■ WHAT YOU HAVE TO DO
The lines to find are those in the entries that hold the word "desc"; copy every one of them.

(Entries from a dataset of interfaces)

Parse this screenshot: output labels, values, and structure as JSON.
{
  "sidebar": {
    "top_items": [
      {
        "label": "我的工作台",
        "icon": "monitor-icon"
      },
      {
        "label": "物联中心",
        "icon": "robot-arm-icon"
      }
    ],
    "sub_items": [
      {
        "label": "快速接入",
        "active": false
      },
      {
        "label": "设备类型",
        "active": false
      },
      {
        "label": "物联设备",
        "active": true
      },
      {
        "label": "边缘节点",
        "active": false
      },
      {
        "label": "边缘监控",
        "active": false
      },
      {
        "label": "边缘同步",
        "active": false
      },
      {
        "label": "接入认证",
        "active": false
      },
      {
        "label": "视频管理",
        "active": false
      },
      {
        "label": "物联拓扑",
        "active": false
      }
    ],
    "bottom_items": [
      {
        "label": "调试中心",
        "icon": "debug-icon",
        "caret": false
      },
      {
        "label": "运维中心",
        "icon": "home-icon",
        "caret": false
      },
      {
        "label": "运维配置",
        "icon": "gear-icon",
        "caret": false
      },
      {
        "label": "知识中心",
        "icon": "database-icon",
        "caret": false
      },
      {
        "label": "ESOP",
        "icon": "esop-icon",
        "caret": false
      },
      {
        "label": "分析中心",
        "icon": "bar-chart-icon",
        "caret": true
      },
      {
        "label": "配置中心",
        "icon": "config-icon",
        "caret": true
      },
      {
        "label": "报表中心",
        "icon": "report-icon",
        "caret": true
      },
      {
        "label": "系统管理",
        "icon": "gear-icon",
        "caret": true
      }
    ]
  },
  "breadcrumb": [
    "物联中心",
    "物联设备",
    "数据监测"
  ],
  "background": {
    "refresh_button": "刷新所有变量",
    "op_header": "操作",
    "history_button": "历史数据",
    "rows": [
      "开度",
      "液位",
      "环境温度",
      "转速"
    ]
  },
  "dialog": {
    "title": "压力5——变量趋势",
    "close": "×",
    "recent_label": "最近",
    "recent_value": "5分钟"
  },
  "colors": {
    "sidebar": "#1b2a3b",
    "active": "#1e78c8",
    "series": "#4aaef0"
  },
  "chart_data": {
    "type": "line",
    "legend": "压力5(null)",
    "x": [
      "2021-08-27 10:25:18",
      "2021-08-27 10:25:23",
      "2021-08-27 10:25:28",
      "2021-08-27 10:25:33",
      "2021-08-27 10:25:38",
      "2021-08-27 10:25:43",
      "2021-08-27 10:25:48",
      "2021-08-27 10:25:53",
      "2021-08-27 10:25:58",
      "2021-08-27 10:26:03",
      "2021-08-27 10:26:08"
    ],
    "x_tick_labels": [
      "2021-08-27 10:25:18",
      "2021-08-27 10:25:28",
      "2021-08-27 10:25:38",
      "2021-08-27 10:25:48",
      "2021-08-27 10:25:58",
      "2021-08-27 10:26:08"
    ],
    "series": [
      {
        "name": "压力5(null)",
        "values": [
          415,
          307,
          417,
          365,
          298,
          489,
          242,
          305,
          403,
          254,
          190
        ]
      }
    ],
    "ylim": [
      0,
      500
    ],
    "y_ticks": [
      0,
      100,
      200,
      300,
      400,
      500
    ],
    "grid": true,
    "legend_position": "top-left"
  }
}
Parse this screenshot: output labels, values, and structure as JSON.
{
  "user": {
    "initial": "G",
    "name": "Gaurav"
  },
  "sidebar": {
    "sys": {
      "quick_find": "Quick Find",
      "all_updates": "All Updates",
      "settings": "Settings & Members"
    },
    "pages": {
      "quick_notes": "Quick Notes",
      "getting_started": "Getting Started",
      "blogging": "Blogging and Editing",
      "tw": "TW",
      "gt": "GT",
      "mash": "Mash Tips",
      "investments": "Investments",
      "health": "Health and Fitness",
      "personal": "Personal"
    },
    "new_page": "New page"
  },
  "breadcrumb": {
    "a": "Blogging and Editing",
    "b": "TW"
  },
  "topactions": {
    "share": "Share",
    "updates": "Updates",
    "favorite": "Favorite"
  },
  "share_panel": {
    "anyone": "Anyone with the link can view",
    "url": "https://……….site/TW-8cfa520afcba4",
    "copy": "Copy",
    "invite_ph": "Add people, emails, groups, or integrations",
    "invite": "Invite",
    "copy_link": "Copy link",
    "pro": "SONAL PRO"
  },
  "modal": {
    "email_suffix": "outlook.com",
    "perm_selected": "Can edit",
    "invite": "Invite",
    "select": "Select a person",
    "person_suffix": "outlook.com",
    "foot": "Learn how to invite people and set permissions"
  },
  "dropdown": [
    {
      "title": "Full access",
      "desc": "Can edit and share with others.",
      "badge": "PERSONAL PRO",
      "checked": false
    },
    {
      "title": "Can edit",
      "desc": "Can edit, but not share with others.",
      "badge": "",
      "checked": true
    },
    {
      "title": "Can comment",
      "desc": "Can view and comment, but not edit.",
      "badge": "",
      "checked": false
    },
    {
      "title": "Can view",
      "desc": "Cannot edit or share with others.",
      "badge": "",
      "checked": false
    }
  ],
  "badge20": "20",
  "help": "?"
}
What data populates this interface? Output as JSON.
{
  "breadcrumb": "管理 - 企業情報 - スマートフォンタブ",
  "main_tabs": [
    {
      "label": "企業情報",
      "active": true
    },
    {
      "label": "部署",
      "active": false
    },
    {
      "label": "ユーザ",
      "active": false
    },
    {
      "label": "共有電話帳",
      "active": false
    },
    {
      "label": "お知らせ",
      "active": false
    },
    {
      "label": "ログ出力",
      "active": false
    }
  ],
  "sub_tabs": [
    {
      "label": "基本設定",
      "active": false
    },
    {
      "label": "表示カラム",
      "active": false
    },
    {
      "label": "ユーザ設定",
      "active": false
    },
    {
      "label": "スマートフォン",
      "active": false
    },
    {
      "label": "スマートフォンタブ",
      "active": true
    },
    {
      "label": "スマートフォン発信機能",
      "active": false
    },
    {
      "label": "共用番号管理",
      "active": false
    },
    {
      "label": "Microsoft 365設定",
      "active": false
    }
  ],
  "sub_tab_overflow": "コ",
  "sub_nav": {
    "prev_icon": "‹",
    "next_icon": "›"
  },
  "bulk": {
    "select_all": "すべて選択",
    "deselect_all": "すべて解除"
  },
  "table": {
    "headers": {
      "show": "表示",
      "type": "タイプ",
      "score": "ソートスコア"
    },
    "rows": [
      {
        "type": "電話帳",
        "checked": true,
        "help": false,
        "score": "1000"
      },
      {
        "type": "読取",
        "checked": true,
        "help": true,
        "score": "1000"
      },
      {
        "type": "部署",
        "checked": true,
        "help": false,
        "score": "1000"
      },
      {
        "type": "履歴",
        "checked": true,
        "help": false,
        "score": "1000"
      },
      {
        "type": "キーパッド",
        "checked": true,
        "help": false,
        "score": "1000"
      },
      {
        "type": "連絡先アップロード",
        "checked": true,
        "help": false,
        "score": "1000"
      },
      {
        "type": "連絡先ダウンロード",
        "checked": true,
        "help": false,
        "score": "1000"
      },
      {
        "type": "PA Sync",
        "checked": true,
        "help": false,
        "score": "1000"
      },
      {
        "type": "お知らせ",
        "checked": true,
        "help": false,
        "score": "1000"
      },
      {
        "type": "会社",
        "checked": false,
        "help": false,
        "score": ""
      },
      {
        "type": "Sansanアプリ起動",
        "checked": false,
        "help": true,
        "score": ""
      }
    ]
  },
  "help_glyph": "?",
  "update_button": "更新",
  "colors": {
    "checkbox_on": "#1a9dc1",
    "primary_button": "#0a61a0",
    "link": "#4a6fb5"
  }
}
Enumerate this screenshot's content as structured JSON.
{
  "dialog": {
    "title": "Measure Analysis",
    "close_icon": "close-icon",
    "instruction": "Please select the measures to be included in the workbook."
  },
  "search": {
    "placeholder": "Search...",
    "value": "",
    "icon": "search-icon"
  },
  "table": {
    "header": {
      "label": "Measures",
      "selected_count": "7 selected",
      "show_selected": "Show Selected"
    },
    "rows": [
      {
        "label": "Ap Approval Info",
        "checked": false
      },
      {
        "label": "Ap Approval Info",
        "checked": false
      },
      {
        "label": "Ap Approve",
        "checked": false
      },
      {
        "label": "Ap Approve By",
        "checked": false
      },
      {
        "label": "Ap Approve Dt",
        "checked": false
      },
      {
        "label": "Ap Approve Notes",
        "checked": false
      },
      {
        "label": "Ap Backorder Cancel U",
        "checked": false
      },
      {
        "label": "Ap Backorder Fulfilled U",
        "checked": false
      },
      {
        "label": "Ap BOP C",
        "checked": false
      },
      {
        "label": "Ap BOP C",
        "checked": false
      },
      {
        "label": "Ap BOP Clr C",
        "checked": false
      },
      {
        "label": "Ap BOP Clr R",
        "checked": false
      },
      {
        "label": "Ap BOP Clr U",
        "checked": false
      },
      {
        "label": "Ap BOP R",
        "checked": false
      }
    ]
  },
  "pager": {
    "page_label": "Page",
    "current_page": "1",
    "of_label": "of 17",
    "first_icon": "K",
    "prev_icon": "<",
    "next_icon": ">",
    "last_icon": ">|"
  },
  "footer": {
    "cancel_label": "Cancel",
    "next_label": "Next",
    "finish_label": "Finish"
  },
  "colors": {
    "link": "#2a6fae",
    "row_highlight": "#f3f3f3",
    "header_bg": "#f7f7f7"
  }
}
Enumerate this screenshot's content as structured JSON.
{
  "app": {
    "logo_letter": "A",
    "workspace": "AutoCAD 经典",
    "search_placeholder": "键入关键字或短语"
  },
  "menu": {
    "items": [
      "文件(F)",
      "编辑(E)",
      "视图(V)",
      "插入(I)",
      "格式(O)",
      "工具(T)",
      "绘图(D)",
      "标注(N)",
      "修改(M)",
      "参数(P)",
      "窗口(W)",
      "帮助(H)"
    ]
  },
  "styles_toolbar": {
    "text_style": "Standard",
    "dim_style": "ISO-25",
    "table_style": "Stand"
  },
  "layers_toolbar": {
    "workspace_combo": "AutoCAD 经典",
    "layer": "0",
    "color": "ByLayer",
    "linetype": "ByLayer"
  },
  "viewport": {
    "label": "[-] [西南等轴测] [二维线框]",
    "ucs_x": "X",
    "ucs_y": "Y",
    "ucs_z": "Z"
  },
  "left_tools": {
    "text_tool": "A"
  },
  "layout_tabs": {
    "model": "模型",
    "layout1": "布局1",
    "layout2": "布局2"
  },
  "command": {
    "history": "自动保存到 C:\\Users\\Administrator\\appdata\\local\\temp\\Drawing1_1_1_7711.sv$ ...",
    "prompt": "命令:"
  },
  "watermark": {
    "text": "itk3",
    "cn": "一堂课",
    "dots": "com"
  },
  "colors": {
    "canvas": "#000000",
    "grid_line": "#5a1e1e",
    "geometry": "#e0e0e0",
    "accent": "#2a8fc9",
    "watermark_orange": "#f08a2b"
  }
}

■ ANSWER BELOW
      "desc": "Can edit and share with others.",
      "desc": "Can edit, but not share with others.",
      "desc": "Can view and comment, but not edit.",
      "desc": "Cannot edit or share with others.",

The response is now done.